But a greater shift not only in my conscience but also my consciousness began to take shape. Like swallowing that red pill and witnessing the truth of the Matrix, I began to feel as though I had been lied to my entire life, that the world around me had been the wool pulled over my eyes. I began reading books by Daniel Quinn and Derrick Jensen, and a realization set in — not only did our culture abuse animals, it actually abused the entire natural world and other humans, economically, politically, and psychologically. And this oppression was what our current social system is based upon.I saw the context of colonialism (now known as global capitalism), patriarchy, racism, environmental destruction, and even domestic abuse as products of our insane culture of violence. But the video images I saw of those animals inside factories — and later, inside research laboratories — haunted me most of all.
For the past few years, I have asked myself what I was going to do to help these animals and to dismantle the system that propagates their exploitation. And each night I would go to sleep with the knowledge that in essence I had done nothing. For a long time I felt so powerless and isolated, wondering how on earth I could ever resist fully enough to help topple their prisons without facing the wrath of the State like so many comrades today and through the ages.
So I never did act. But slowly and gradually I began to realize that this paralysis, this epidemic of inaction, was precisely what those in power wanted. They wanted me to take the guilt of animal exploitation out on myself instead of those culpable in it. They wanted me to wallow in an assumed state of powerless, of fear, believing no amount of protest could ever disrupt their status quo.

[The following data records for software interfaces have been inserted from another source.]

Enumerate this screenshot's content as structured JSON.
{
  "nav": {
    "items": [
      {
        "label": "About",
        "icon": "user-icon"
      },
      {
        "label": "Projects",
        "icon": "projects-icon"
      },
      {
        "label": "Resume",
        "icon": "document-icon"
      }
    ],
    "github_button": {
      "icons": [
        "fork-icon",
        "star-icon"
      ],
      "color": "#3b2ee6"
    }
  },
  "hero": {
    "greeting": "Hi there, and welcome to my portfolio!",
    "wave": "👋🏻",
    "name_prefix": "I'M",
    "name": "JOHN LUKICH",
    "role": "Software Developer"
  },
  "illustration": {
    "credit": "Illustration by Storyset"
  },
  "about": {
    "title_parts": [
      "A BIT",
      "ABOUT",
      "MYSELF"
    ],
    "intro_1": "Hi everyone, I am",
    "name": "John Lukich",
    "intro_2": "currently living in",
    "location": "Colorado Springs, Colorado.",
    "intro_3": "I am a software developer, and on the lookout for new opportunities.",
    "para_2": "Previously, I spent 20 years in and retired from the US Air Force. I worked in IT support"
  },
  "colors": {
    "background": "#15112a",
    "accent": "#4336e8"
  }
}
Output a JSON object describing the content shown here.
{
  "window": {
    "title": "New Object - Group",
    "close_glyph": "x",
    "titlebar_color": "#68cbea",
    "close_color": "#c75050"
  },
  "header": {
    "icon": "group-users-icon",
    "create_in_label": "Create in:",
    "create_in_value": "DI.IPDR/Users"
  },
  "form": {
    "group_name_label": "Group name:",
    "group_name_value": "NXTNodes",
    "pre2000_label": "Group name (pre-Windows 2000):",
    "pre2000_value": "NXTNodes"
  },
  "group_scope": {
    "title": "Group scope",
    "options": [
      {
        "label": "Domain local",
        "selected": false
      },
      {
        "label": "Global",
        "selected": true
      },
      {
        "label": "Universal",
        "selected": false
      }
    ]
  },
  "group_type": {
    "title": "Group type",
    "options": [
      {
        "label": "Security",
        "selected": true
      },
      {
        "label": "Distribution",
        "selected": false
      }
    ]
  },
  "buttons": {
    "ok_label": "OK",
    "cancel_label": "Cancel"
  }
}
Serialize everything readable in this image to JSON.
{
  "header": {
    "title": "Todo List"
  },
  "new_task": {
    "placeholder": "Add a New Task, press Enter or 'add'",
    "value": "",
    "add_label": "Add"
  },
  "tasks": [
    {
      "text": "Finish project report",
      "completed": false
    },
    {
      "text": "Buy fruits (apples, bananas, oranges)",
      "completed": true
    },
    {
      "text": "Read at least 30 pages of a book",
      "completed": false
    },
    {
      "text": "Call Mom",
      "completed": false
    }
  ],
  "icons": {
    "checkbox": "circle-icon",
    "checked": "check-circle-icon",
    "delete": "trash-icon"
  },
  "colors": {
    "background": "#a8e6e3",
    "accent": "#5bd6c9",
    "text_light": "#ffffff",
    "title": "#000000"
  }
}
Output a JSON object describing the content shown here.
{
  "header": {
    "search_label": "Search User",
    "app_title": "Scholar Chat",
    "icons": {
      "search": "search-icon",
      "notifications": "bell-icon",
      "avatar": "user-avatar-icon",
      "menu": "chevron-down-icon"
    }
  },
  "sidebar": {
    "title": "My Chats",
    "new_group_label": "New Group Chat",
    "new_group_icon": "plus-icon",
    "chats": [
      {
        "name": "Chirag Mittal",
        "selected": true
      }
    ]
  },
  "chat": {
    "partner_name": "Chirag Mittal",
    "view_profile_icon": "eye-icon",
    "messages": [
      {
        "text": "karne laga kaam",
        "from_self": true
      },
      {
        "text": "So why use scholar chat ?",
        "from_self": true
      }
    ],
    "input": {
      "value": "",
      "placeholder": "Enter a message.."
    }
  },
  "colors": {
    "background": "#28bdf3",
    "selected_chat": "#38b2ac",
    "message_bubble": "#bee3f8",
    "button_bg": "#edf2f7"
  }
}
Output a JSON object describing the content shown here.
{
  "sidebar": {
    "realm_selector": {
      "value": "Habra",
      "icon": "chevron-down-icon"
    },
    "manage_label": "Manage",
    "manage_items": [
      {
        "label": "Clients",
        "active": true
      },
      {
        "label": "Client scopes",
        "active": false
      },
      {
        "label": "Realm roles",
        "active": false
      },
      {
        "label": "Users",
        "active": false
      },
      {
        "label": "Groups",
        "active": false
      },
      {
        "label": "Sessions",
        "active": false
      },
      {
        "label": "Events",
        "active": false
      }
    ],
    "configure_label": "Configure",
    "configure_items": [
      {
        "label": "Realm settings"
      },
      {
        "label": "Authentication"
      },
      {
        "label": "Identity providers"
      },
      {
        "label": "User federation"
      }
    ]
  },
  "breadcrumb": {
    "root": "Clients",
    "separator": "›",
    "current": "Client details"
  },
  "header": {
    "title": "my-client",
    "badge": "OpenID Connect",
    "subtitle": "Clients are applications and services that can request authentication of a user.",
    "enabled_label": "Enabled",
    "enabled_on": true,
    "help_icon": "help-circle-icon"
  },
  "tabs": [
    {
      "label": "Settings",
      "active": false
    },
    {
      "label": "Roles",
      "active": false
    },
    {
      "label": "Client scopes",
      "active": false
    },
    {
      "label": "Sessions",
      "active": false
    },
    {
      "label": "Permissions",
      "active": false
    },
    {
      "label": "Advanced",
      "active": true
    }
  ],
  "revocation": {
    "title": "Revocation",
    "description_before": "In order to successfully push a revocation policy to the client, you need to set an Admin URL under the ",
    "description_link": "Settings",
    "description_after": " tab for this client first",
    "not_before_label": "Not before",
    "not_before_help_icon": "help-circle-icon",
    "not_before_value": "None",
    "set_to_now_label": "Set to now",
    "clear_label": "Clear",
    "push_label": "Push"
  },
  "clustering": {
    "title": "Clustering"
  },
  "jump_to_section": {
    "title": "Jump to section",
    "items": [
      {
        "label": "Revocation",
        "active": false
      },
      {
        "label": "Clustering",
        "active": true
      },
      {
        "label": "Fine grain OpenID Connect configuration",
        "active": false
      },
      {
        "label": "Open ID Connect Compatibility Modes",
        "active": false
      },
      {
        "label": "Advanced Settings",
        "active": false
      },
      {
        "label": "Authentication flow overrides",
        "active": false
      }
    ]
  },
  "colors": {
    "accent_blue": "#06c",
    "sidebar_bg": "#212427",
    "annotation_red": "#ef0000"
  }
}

Then I began to take a closer look at examples of resistance throughout history, and recognized that no liberation movement ever happened overnight. That even in the face of complete adversity, and insurmountable odds, those with convictions and love resisted anyway — and that the power structure, like an enormous tree, while perhaps only being hacked one strike at a time, would one day fall. What I also realized was that, if I truly cared about these animals and if I truly wanted to see a world without vivisection, I had to think strategically about what I was going to do to to make that dream real. There was no way I could live with myself, I concluded, if I continued to be aware of the horrors of vivisection and not do anything to stop it. Making no attempt to halt the murder of your family members because you feel that the ones hurting them are bigger and stronger than you does not imply love for those being hurt.
So I’m choosing to do something — this small gesture of defiance. I’ve never been much for demonstrations, feeling they often involved more activist ego-stroking than a strategic attempt to fight back. Sometimes they even had this inverse effect of leaving me less empowered than I felt before I arrived! Yet in other cases these mediums of public dissent have helped me find my voice. So despite the seemingly futile nature of protests, I believe that protest spaces can be an effective means to build movements and networks of dissent and foster a general culture of normalized resistance. This is why the campaign is 30 days, as opposed to one. One day outside with a sign, even with 30 or more people, is easy to ignore. But one or a few people outside every day demonstrating provides more leverage for radical change. I would like to offer outreach to people to let them know about animal exploitation in science; but more than that, I want to make those who already care about these issues more comfortable with resisting and perhaps make them feel less isolated and powerless. I am not doing this to “demand” anything from animal abusers — at least not yet. I am doing this to let them know we are out there — and to, as a fellow comrade writes, “shatter the image of unanimous submission” to a world where their atrocities against animals exist.